i believe in a true liberal arts education — where freedom is explored through critical discourse and community engagement — to fully develop an equitable, open and democratic society for all. higher education, especially a liberal arts education, has a responsibility to enact real-world learning for the benefit of our learners and our society. this can be attained if versatile and adaptive pedagogies stay pivotal and relative to learning inside and outside the institution. developing problem-finding skills coupled with critical thinking makes the higher education space one of the last structured places where learners of all walks and creeds can mix to challenge and support each other.
learning freedom through education means we are simultaneously and constantly teaching and learning, inside and outside the classroom. using their own rigorous studio practice as an educational model, a teacher creates a trust with the learner to instigate problem finding beyond the classroom or assignment. for the studio practitioner, it is of utmost importance to develop a strong practice that will last long beyond the academy — creating a strong foundation of research, building confidence through increased visual literacy and community interactions are ways to achieve this. practice, supplemented by real-life applications within the community and wider art world, is crucial and is supported by setting up rigorous expectations in the studio early, creating community in each learning setting and living by example.

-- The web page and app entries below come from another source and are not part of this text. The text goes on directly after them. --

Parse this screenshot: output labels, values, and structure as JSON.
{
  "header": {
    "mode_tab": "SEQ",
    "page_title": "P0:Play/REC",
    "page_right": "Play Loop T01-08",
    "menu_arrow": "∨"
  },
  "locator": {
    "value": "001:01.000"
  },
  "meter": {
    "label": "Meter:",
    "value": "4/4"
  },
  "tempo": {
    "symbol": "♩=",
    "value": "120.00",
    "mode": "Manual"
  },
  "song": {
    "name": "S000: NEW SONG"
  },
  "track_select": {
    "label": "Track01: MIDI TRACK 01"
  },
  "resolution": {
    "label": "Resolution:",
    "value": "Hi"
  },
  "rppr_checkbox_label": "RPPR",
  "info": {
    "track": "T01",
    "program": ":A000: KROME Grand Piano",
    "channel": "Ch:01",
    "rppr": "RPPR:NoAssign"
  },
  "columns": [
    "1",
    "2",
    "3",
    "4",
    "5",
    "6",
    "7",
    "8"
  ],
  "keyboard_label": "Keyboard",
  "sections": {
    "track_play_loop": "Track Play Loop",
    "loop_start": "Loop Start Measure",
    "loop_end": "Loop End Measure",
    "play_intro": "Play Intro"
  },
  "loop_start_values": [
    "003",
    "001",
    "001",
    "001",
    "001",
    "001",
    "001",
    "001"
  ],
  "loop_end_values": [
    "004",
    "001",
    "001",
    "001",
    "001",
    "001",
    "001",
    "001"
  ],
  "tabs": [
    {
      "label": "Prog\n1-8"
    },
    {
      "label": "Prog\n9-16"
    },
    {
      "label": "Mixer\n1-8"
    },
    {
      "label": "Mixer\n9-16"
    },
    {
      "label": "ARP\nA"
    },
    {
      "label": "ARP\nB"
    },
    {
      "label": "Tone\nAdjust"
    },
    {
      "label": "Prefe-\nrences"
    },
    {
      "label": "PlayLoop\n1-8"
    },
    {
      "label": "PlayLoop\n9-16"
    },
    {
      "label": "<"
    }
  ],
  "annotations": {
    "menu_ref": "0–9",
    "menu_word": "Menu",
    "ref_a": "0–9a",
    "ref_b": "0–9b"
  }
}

i am a proponent of a strong foundation in representational and skill-set learning as a way of encouraging early learning and development for future strength, both in substantive practice as well as critical theory. the undergraduate experience is one that helps shape who each learner will become. it is a time to explore possibilities and to see potential in everything: a surface, material, sound, taste, texture, motion. a broad learning approach is key in the early stages of studio learning. while exposing the learner to possibility, the development of their unique language must also be accomplished. in addition, learning about material choices and their impact on the environment must be an ongoing discussion in today’s classroom. all learning, regardless of level, should initiate discussions in professional practice to help gain resources and understanding in a symbiotic and sustainable way. as learners progress through their curriculum, this piece becomes more focal, establishing a professional space for each young artist to lean on, as they enter spaces with less academic support.
rigorous studio practice reinforcement, regardless of level or major, means creating challenging and engaging assignments, clearly stating workload expectations and developing skills through failure. these expectations are adjusted as needed for each learner, creating an optimal learning experience. trial and error become a cornerstone, with “ability to fail” built into studio grading rubrics. answers and discoveries are a means to the next round of questions waiting to be answered. this tireless, insatiable and continuous research must be supported in the studio. through this model, continuance, persistence and adaptability become gauges of success.
studio learning is coupled with cross-disciplinary studies of history, including research of known and obscure artists, writers, films, plays, performances, etc. diversity in resources is of utmost importance to ensure learners are shaping full stories in their research and are able to challenge the unquestioned tropes and gestures in society. in addition, working closely with the community to understand its specific needs while learning what skills we can offer builds classroom camaraderie, thereby enabling all learners to raise their potential.
as an educator in today’s classroom, i continually fight the systemic effects that the racially biased patriarchy has on us all. to counter, i foster a communal space of awareness to the current hegemony and create a culture of shared experience where all voices can be heard and a community of listening can be fostered. it is important to come together in unity and to recognize and celebrate our differences. all students bring a unique lens to each conversation and their individual stories enrich every learning moment.
by fostering a communal sense of sharing, listening and problem solving, all members — learners and teachers alike — share in the creation of a more sustainable community. within this community, i work to build programs that help balance visual, cultural and social deficits, in an effort to correct imbalances, broaden discussions and specify priorities. this work requires vigilance about the ways we use language and, perhaps more importantly, how we listen to one another. listening will develop empathy, which will help create an open space of equity, strengthening our learning and further supporting broader freedoms within our democratic society.
education at its best — this profound human transaction called teaching and learning — is not just about getting information or getting a job. education is about healing and wholeness. it is about empowerment, liberation, transcendence, about renewing the vitality of life. it is about finding and claiming ourselves and our place in the world.
— parker palmer